WHAT IS EXPECTED
Every line of the material below in which "title" shows up is to be located and copied.

DATA

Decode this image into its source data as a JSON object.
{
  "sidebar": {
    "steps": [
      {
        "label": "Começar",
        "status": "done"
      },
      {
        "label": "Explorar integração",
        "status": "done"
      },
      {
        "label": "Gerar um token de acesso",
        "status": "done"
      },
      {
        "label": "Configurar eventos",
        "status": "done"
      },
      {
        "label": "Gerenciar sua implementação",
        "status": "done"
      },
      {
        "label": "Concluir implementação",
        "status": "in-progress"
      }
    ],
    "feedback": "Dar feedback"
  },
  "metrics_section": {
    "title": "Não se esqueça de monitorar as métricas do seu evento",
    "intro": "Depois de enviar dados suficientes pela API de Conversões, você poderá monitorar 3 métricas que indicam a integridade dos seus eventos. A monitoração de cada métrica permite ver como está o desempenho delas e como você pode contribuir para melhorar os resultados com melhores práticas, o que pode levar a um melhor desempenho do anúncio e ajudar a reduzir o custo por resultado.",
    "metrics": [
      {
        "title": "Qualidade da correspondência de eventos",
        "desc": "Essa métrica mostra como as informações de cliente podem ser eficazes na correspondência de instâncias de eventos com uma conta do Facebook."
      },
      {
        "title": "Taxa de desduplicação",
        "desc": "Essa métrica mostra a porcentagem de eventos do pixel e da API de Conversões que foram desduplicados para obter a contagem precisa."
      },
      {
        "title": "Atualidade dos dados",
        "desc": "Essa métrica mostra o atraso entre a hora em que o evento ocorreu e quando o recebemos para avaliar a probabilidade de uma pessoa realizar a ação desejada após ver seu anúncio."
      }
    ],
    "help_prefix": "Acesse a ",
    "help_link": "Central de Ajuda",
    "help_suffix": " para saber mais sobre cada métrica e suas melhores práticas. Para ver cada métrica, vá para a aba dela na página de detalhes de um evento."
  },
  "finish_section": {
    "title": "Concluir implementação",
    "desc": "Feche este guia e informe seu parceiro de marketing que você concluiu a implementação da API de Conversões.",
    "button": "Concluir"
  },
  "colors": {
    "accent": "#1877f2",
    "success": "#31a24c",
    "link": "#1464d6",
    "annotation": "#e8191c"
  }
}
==
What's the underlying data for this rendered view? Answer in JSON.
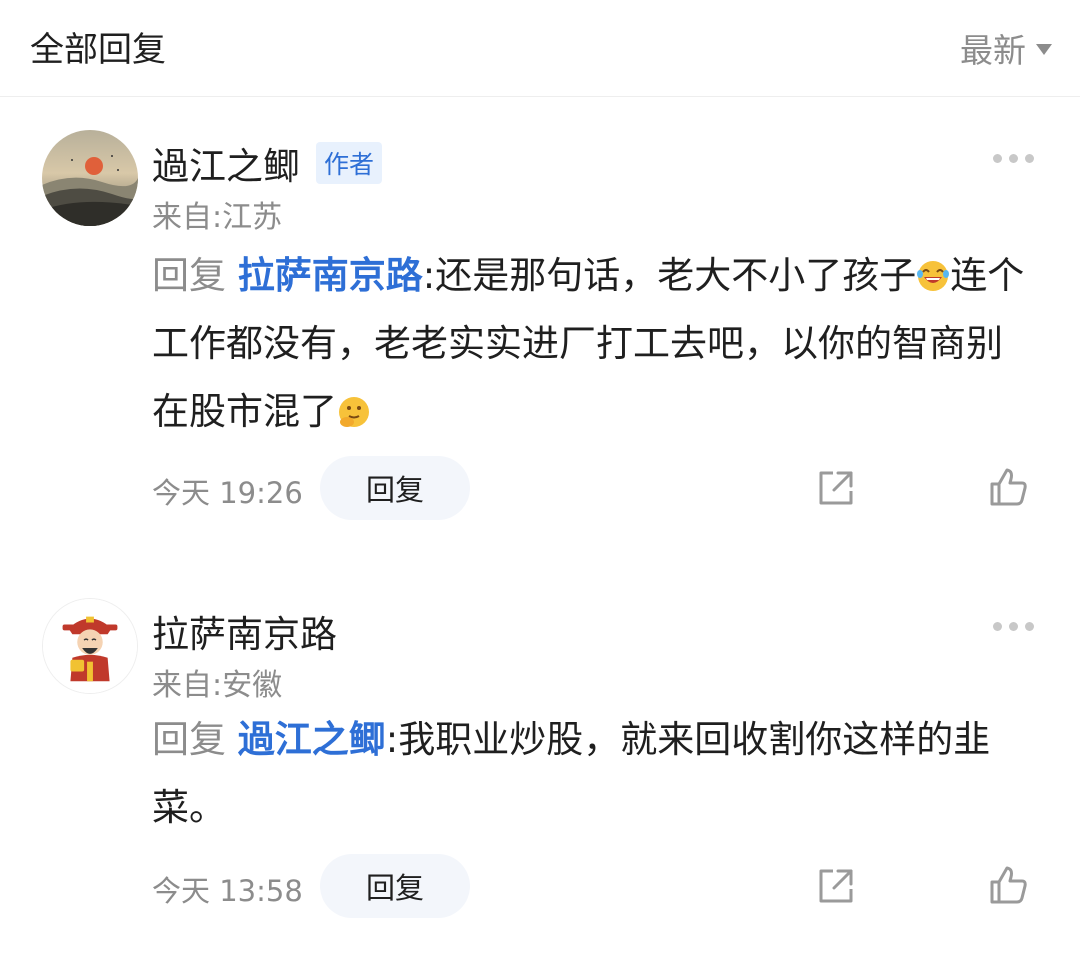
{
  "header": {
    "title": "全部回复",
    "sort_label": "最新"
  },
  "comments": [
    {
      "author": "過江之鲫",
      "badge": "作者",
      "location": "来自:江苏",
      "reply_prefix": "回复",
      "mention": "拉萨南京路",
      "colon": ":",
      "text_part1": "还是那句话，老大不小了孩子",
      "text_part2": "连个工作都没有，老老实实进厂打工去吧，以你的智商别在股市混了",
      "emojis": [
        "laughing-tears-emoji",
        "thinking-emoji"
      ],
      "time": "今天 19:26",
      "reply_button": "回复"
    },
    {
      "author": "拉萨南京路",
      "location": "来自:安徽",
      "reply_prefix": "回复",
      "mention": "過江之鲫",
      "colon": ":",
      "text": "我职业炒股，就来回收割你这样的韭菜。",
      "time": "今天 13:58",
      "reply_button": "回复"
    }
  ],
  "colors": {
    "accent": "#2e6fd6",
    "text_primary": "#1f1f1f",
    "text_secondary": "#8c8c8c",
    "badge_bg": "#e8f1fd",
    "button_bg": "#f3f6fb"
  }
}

SOLUTION FOR THIS EXERCISE
    "title": "Não se esqueça de monitorar as métricas do seu evento",
        "title": "Qualidade da correspondência de eventos",
        "title": "Taxa de desduplicação",
        "title": "Atualidade dos dados",
    "title": "Concluir implementação",
    "title": "全部回复",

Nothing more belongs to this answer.